84% households' income declined; Congress cites report, demands relief in GST, taxes, petrol prices
During first two waves of the pandemic, wealth of Indian billionaires increased from Rs 23.14 lakh cr to Rs 53.16 lakh cr. This growth in billionaires' wealth is 86% of the Union Budget for FY 21-22
Days ahead of the Union Budget announcements for FY23, the Congress on Monday alleged that due to the Centres ‘bad economic policy, unemployment rate in the country has gone up to 7 per cent, wholesale inflation rose to 13.56 per cent, rupee fell to 74+ against the US dollar, income of 84 per cent households declined in 2021 while the wealth of some individuals multiplied nine times.
The Congress demanded that like corporate tax was slashed from 30 per cent to 22 per cent, similar reliefs should be provided to the middle and lower-income groups.
The party demanded that the government should reduce petrol and diesel prices by Rs 25 per litre, while GST rates on essential items should be either exempted or rationalised as high rates on these items are ‘regressive'.
Addressing a virtual press conference, Congress spokesperson Gaurav Vallabh quoted the Oxfam India report and said, "The income of 84 per cent of the households in the country declined in 2021, but at the same time the number of Indian billionaires grew from 102 to 142 (39 per cent growth).
"The richest 98 Indians own the same wealth as the bottom 55.2 crore people. During the first two waves of the pandemic, the wealth of Indian billionaires increased from Rs 23.14 lakh crore to Rs 53.16 lakh crore. This growth in the wealth of billionaires (Rs 30.02 lakh crore) is 86 per cent of the Union Budget for FY 21-22 (Rs 34.83 lakh crore)."
He alleged that due to Narendra Modi government's pro-rich policies, there has been continuous increase in indirect taxes (GST), while there has been constant increase in additional tax imposed on fuel, which rose 33 per cent in the first six months of 2020-21 compared to the last year, 79 per cent more than pre-Covid levels.
The lowering of corporate taxes from 30 per cent to 22 per cent resulted in a loss of Rs 1.5 lakh crore, contributing to India's fiscal deficit, he alleged.
These trends show that the poor, marginalised and middle class paid high taxes despite going through the raging pandemic while the rich made more money, he said.
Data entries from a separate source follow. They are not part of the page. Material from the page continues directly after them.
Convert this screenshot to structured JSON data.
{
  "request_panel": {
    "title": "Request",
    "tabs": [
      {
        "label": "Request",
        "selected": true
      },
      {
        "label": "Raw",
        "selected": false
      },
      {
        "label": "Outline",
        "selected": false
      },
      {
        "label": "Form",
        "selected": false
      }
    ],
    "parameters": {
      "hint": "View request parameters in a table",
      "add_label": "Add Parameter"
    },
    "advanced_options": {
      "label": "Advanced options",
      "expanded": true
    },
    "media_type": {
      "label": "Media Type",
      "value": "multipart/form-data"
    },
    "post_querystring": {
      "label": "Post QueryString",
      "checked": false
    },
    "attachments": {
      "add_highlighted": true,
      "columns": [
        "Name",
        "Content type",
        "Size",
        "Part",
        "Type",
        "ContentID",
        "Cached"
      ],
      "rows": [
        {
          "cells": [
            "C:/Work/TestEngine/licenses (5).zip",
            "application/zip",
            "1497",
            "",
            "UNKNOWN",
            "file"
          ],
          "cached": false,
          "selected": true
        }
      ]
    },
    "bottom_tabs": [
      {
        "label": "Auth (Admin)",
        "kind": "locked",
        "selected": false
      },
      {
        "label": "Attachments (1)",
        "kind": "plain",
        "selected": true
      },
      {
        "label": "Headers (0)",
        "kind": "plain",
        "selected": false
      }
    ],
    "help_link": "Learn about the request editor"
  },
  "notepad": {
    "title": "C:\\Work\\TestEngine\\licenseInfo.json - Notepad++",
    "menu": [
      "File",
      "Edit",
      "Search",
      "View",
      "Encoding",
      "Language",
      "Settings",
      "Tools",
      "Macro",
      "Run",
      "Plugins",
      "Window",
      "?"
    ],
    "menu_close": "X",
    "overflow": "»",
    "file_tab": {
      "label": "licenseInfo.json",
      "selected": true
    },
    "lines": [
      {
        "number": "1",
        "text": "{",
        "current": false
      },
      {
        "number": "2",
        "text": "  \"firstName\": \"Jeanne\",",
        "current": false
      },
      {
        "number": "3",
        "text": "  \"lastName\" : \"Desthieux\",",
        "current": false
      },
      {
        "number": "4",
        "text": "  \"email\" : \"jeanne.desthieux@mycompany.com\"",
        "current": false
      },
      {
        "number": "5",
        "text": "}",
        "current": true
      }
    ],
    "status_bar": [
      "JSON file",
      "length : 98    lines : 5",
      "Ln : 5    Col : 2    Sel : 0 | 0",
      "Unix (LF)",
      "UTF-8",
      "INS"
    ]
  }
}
More than 4.6 crore Indians are estimated to have fallen into extreme poverty in 2020, nearly half of the global new poor, according to the United Nations, Vallabh alleged.